Bugai Whyoulter is a Kartujarra woman and a senior custodian of the lands surrounding Kunawarritji (Canning Stock Route Well 33) in Western Australia. Born at Pukayiyirna, now known as Balfour Downs Station, Whyoulter is of the pujiman (meaning bush or desert born and dwelling) generation, travelling the land around Jigalong, Nullagine, Punmu and Kunawarritji with her family, moving with the seasons from water source to water source.
Whyoulter’s family travelled what was later known as the Canning Stock Route, an 1850 kilometre-long track that traverses the Great Sandy, the Little Sandy and the Gibson Deserts. She spent her youth with her parents, younger sister Pinyirr Nancy Patterson (dec.), and extended family, primarily travelling around the eastern side of the Karlamily (Rudall River) region and along the midsection of the Canning Stock Route, from Kartarru (Canning Stock Route Well 24) to Kunawarritji (Canning Stock Route Well 33). As a young woman, Whyoulter returned to the same locations, travelling up and down large tracts of the Canning Stock Route as a cattle drover.
Whyoulter continued to live a pujiman life until 1963, when she, her husband and her family settled at Jigalong Mission, as some of the last of the Martu people to leave the desert. From Jigalong, Whyoulter moved to communities in Strelley, Punmu, and Parnngurr before relocating to Kunawarritji community, where she continues to live today. It was in Kunawarritji community that Whyoulter began to paint, learning from her relatives, the renowned artists Nora Nungabar (Nyangapa) (dec.) and Nora Wompi (dec.). The three women often painted together developing several intimate collaborative works while mentoring Whyoulter’s practice.
Today Whyoulter is considered one of the most established Martumili Artists and is known as a master of colour, gesture, and subtlety. Her self-reflective works are layered with distinctively delicate brush marks, with subtle colour changes representing the significant landforms of Kunawarritji, including water sources, and desert flora. Whyoulter’s approach to her practice is intuitive and gestural, effortlessly transferring intimate knowledge of the land and its stories upon her canvases.

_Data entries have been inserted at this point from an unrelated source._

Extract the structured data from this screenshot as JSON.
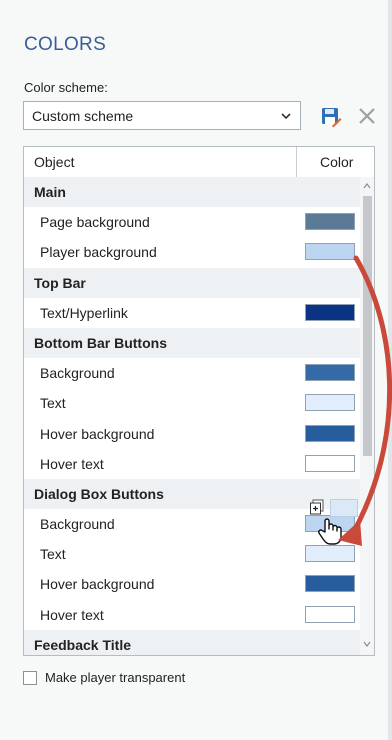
{
  "panel": {
    "title": "COLORS"
  },
  "scheme": {
    "label": "Color scheme:",
    "value": "Custom scheme"
  },
  "grid": {
    "header_object": "Object",
    "header_color": "Color",
    "rows": [
      {
        "type": "group",
        "label": "Main"
      },
      {
        "type": "item",
        "label": "Page background",
        "color": "#5b7a96"
      },
      {
        "type": "item",
        "label": "Player background",
        "color": "#bcd6f2"
      },
      {
        "type": "group",
        "label": "Top Bar"
      },
      {
        "type": "item",
        "label": "Text/Hyperlink",
        "color": "#0a3384"
      },
      {
        "type": "group",
        "label": "Bottom Bar Buttons"
      },
      {
        "type": "item",
        "label": "Background",
        "color": "#346ba7"
      },
      {
        "type": "item",
        "label": "Text",
        "color": "#e1edfb"
      },
      {
        "type": "item",
        "label": "Hover background",
        "color": "#275d9c"
      },
      {
        "type": "item",
        "label": "Hover text",
        "color": "#ffffff"
      },
      {
        "type": "group",
        "label": "Dialog Box Buttons"
      },
      {
        "type": "item",
        "label": "Background",
        "color": "#bcd6f2"
      },
      {
        "type": "item",
        "label": "Text",
        "color": "#e1edfb"
      },
      {
        "type": "item",
        "label": "Hover background",
        "color": "#275d9c"
      },
      {
        "type": "item",
        "label": "Hover text",
        "color": "#ffffff"
      },
      {
        "type": "group",
        "label": "Feedback Title"
      }
    ]
  },
  "transparent_option": {
    "label": "Make player transparent",
    "checked": false
  },
  "colors": {
    "accent": "#3a5f95",
    "annotation_arrow": "#c94a3a"
  }
}
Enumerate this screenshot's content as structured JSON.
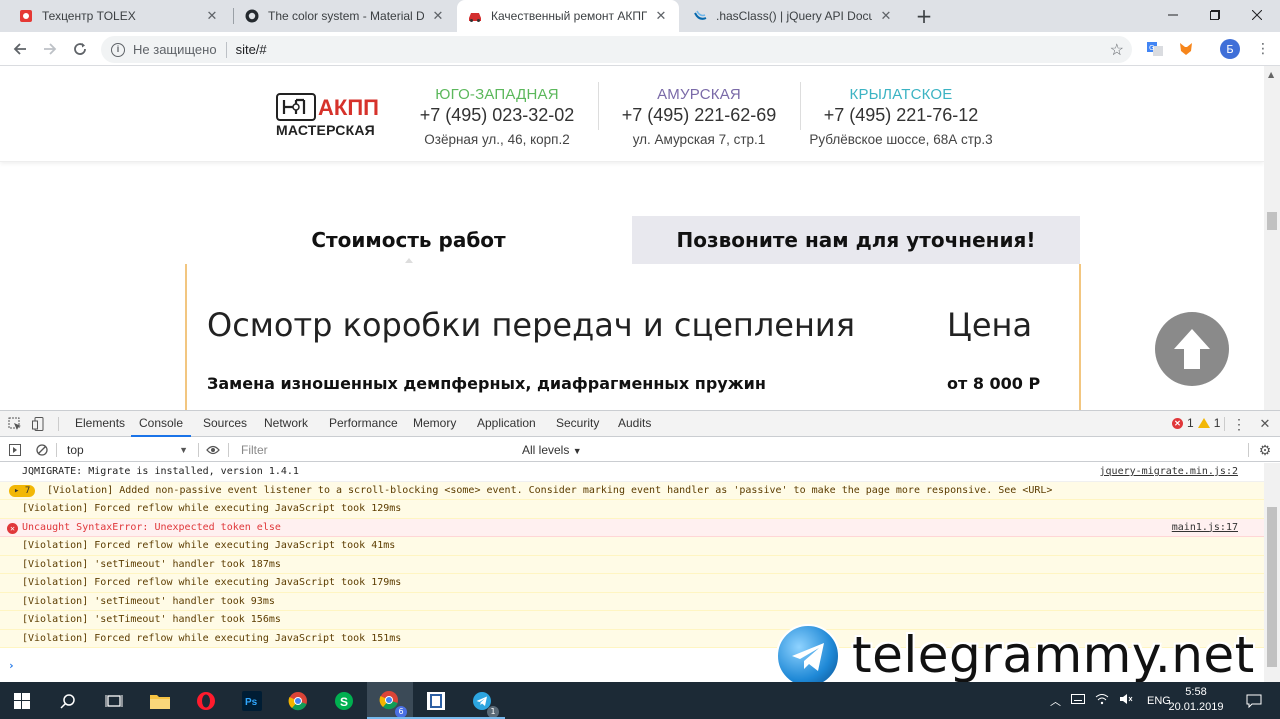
{
  "browser": {
    "tabs": [
      {
        "title": "Техцентр TOLEX",
        "favicon": "red-square-icon",
        "active": false
      },
      {
        "title": "The color system - Material Desig",
        "favicon": "github-icon",
        "active": false
      },
      {
        "title": "Качественный ремонт АКПП в М",
        "favicon": "car-icon",
        "active": true
      },
      {
        "title": ".hasClass() | jQuery API Documen",
        "favicon": "jquery-icon",
        "active": false
      }
    ],
    "new_tab": "+",
    "omnibox": {
      "security_label": "Не защищено",
      "url": "site/#"
    },
    "profile_initial": "Б",
    "colors": {
      "tabstrip": "#dee1e6",
      "active_tab": "#ffffff",
      "omnibox": "#f1f3f4"
    }
  },
  "site": {
    "logo": {
      "line1": "АКПП",
      "line2": "МАСТЕРСКАЯ"
    },
    "branches": [
      {
        "name": "ЮГО-ЗАПАДНАЯ",
        "phone": "+7 (495) 023-32-02",
        "address": "Озёрная ул., 46, корп.2",
        "color": "#5cb85c"
      },
      {
        "name": "АМУРСКАЯ",
        "phone": "+7 (495) 221-62-69",
        "address": "ул. Амурская 7, стр.1",
        "color": "#7a6aa8"
      },
      {
        "name": "КРЫЛАТСКОЕ",
        "phone": "+7 (495) 221-76-12",
        "address": "Рублёвское шоссе, 68А стр.3",
        "color": "#3bb3c3"
      }
    ],
    "tabs": {
      "price": "Стоимость работ",
      "call": "Позвоните нам для уточнения!"
    },
    "price_table": {
      "heading": "Осмотр коробки передач и сцепления",
      "price_heading": "Цена",
      "rows": [
        {
          "name": "Замена изношенных демпферных, диафрагменных пружин",
          "price": "от 8 000 Р"
        }
      ]
    },
    "colors": {
      "price_box_border": "#f2c680",
      "call_tab_bg": "#e8e8ee",
      "scroll_top_btn": "#8a8a8a"
    }
  },
  "devtools": {
    "tabs": [
      "Elements",
      "Console",
      "Sources",
      "Network",
      "Performance",
      "Memory",
      "Application",
      "Security",
      "Audits"
    ],
    "active_tab": "Console",
    "error_count": "1",
    "warning_count": "1",
    "context": "top",
    "filter_placeholder": "Filter",
    "levels": "All levels",
    "messages": [
      {
        "level": "info",
        "text": "JQMIGRATE: Migrate is installed, version 1.4.1",
        "source": "jquery-migrate.min.js:2"
      },
      {
        "level": "warn",
        "badge": "7",
        "text": "[Violation] Added non-passive event listener to a scroll-blocking <some> event. Consider marking event handler as 'passive' to make the page more responsive. See <URL>",
        "source": ""
      },
      {
        "level": "warn",
        "text": "[Violation] Forced reflow while executing JavaScript took 129ms",
        "source": ""
      },
      {
        "level": "error",
        "text": "Uncaught SyntaxError: Unexpected token else",
        "source": "main1.js:17"
      },
      {
        "level": "warn",
        "text": "[Violation] Forced reflow while executing JavaScript took 41ms",
        "source": ""
      },
      {
        "level": "warn",
        "text": "[Violation] 'setTimeout' handler took 187ms",
        "source": ""
      },
      {
        "level": "warn",
        "text": "[Violation] Forced reflow while executing JavaScript took 179ms",
        "source": ""
      },
      {
        "level": "warn",
        "text": "[Violation] 'setTimeout' handler took 93ms",
        "source": ""
      },
      {
        "level": "warn",
        "text": "[Violation] 'setTimeout' handler took 156ms",
        "source": ""
      },
      {
        "level": "warn",
        "text": "[Violation] Forced reflow while executing JavaScript took 151ms",
        "source": ""
      }
    ],
    "prompt": "›",
    "colors": {
      "accent": "#1a73e8",
      "error": "#e0373a",
      "warning": "#f2b705"
    }
  },
  "watermark": {
    "text": "telegrammy.net"
  },
  "taskbar": {
    "apps": [
      "windows-start-icon",
      "search-icon",
      "task-view-icon",
      "file-explorer-icon",
      "opera-icon",
      "photoshop-icon",
      "chrome-icon",
      "skype-icon",
      "chrome-devtools-icon",
      "app-icon",
      "telegram-icon"
    ],
    "chrome_badge": "6",
    "telegram_badge": "1",
    "language": "ENG",
    "time": "5:58",
    "date": "20.01.2019"
  }
}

Whyoulter has garnered significant recognition for her work; selected for the Bankwest Contemporary Art Prize and the Hedland Art Award in 2012, the Western Australian Indigenous Art Award in 2010, and the Telstra National Aboriginal and Torres Strait Islander Art Awards in 2013, 2018, 2019 and 2021, where she was awarded the prestigious General Painting Award her work Wantili in 2021.
Whyoulter's work has been acquired by several major institutions in Australia, including The National Museum of Australia, the National Gallery of Victoria, and Queensland Art Gallery’s Gallery of Modern Art and she has been exhibited widely both nationally and internationally.

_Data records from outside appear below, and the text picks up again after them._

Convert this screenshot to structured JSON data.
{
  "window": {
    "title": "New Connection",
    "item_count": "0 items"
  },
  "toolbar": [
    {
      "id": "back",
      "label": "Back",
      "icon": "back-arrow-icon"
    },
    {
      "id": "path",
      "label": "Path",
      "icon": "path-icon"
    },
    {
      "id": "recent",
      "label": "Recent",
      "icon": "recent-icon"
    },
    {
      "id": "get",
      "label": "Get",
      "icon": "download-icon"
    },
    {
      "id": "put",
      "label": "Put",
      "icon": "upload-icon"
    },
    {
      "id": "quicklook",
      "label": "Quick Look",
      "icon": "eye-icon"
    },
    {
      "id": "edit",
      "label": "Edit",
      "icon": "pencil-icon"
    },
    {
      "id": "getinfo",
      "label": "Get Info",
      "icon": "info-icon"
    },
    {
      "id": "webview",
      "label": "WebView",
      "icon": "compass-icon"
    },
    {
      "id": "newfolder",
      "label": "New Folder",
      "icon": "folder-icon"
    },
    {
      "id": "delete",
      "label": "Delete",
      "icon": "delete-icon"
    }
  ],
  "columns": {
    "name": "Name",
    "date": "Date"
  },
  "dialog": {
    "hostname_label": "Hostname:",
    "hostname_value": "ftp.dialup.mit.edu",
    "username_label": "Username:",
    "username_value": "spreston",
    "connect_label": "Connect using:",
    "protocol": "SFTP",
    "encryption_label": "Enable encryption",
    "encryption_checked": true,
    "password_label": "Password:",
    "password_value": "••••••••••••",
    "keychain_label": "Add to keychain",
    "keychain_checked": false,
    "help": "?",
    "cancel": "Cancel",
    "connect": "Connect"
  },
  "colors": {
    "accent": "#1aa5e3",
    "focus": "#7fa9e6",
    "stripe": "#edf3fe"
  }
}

© The Artist, Martumili Artists and Alcaston Gallery, Melbourne 2023